> EXERCISE GOAL: When you repeat the listing, keep every character as it is.

============

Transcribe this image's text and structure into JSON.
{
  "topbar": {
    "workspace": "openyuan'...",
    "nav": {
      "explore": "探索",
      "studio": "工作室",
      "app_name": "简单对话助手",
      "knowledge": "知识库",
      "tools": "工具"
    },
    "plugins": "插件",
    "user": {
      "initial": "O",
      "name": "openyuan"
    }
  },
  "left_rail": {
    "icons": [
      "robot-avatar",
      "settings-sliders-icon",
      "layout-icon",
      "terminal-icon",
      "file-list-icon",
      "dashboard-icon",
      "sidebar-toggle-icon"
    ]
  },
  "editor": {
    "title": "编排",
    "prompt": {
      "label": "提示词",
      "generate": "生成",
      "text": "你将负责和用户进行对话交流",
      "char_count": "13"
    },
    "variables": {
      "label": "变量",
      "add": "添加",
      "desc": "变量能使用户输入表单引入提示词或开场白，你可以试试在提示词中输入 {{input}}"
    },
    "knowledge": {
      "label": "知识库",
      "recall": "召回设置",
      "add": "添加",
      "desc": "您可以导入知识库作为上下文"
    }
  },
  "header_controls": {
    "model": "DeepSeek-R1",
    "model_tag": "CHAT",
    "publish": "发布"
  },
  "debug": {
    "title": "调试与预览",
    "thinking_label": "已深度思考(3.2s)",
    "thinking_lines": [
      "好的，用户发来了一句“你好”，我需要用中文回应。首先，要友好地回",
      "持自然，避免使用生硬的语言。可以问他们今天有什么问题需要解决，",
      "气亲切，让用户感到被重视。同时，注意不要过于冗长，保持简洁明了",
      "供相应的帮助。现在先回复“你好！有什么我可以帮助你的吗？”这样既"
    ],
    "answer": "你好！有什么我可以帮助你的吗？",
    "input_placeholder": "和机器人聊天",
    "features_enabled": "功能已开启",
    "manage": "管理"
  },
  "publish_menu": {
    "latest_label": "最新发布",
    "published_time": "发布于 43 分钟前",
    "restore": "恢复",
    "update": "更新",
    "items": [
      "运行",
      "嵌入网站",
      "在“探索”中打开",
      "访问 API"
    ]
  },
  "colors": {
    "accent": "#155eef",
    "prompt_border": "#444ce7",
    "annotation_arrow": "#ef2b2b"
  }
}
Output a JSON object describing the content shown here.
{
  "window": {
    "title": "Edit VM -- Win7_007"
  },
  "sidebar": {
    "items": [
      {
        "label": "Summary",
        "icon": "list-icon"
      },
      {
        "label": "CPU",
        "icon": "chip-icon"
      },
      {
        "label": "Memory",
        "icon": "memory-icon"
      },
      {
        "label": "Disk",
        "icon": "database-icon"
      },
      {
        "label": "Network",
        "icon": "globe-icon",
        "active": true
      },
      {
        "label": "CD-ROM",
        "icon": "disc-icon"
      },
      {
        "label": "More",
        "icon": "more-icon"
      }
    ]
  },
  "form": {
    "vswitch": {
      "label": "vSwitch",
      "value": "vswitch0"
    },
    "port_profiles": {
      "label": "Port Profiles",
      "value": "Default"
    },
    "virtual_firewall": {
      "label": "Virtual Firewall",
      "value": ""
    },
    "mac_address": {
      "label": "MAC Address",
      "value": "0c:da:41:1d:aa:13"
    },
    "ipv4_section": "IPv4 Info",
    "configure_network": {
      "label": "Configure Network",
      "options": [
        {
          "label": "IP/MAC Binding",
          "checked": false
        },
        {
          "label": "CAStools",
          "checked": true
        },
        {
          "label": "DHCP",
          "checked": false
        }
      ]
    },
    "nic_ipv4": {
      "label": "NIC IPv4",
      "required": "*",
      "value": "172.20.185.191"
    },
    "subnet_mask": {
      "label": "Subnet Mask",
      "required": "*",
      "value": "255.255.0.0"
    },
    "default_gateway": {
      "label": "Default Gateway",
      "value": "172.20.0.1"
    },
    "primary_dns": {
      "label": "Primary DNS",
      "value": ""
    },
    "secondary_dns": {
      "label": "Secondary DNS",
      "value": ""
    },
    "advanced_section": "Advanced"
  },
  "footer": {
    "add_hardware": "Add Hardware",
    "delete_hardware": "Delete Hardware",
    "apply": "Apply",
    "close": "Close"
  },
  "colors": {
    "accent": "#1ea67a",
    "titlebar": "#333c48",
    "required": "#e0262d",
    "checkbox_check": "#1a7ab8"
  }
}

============

> EXERCISE OUTPUT:
Transcribe this image's text and structure into JSON.
{
  "topbar": {
    "workspace": "openyuan'...",
    "nav": {
      "explore": "探索",
      "studio": "工作室",
      "app_name": "简单对话助手",
      "knowledge": "知识库",
      "tools": "工具"
    },
    "plugins": "插件",
    "user": {
      "initial": "O",
      "name": "openyuan"
    }
  },
  "left_rail": {
    "icons": [
      "robot-avatar",
      "settings-sliders-icon",
      "layout-icon",
      "terminal-icon",
      "file-list-icon",
      "dashboard-icon",
      "sidebar-toggle-icon"
    ]
  },
  "editor": {
    "title": "编排",
    "prompt": {
      "label": "提示词",
      "generate": "生成",
      "text": "你将负责和用户进行对话交流",
      "char_count": "13"
    },
    "variables": {
      "label": "变量",
      "add": "添加",
      "desc": "变量能使用户输入表单引入提示词或开场白，你可以试试在提示词中输入 {{input}}"
    },
    "knowledge": {
      "label": "知识库",
      "recall": "召回设置",
      "add": "添加",
      "desc": "您可以导入知识库作为上下文"
    }
  },
  "header_controls": {
    "model": "DeepSeek-R1",
    "model_tag": "CHAT",
    "publish": "发布"
  },
  "debug": {
    "title": "调试与预览",
    "thinking_label": "已深度思考(3.2s)",
    "thinking_lines": [
      "好的，用户发来了一句“你好”，我需要用中文回应。首先，要友好地回",
      "持自然，避免使用生硬的语言。可以问他们今天有什么问题需要解决，",
      "气亲切，让用户感到被重视。同时，注意不要过于冗长，保持简洁明了",
      "供相应的帮助。现在先回复“你好！有什么我可以帮助你的吗？”这样既"
    ],
    "answer": "你好！有什么我可以帮助你的吗？",
    "input_placeholder": "和机器人聊天",
    "features_enabled": "功能已开启",
    "manage": "管理"
  },
  "publish_menu": {
    "latest_label": "最新发布",
    "published_time": "发布于 43 分钟前",
    "restore": "恢复",
    "update": "更新",
    "items": [
      "运行",
      "嵌入网站",
      "在“探索”中打开",
      "访问 API"
    ]
  },
  "colors": {
    "accent": "#155eef",
    "prompt_border": "#444ce7",
    "annotation_arrow": "#ef2b2b"
  }
}
Output a JSON object describing the content shown here.
{
  "window": {
    "title": "Edit VM -- Win7_007"
  },
  "sidebar": {
    "items": [
      {
        "label": "Summary",
        "icon": "list-icon"
      },
      {
        "label": "CPU",
        "icon": "chip-icon"
      },
      {
        "label": "Memory",
        "icon": "memory-icon"
      },
      {
        "label": "Disk",
        "icon": "database-icon"
      },
      {
        "label": "Network",
        "icon": "globe-icon",
        "active": true
      },
      {
        "label": "CD-ROM",
        "icon": "disc-icon"
      },
      {
        "label": "More",
        "icon": "more-icon"
      }
    ]
  },
  "form": {
    "vswitch": {
      "label": "vSwitch",
      "value": "vswitch0"
    },
    "port_profiles": {
      "label": "Port Profiles",
      "value": "Default"
    },
    "virtual_firewall": {
      "label": "Virtual Firewall",
      "value": ""
    },
    "mac_address": {
      "label": "MAC Address",
      "value": "0c:da:41:1d:aa:13"
    },
    "ipv4_section": "IPv4 Info",
    "configure_network": {
      "label": "Configure Network",
      "options": [
        {
          "label": "IP/MAC Binding",
          "checked": false
        },
        {
          "label": "CAStools",
          "checked": true
        },
        {
          "label": "DHCP",
          "checked": false
        }
      ]
    },
    "nic_ipv4": {
      "label": "NIC IPv4",
      "required": "*",
      "value": "172.20.185.191"
    },
    "subnet_mask": {
      "label": "Subnet Mask",
      "required": "*",
      "value": "255.255.0.0"
    },
    "default_gateway": {
      "label": "Default Gateway",
      "value": "172.20.0.1"
    },
    "primary_dns": {
      "label": "Primary DNS",
      "value": ""
    },
    "secondary_dns": {
      "label": "Secondary DNS",
      "value": ""
    },
    "advanced_section": "Advanced"
  },
  "footer": {
    "add_hardware": "Add Hardware",
    "delete_hardware": "Delete Hardware",
    "apply": "Apply",
    "close": "Close"
  },
  "colors": {
    "accent": "#1ea67a",
    "titlebar": "#333c48",
    "required": "#e0262d",
    "checkbox_check": "#1a7ab8"
  }
}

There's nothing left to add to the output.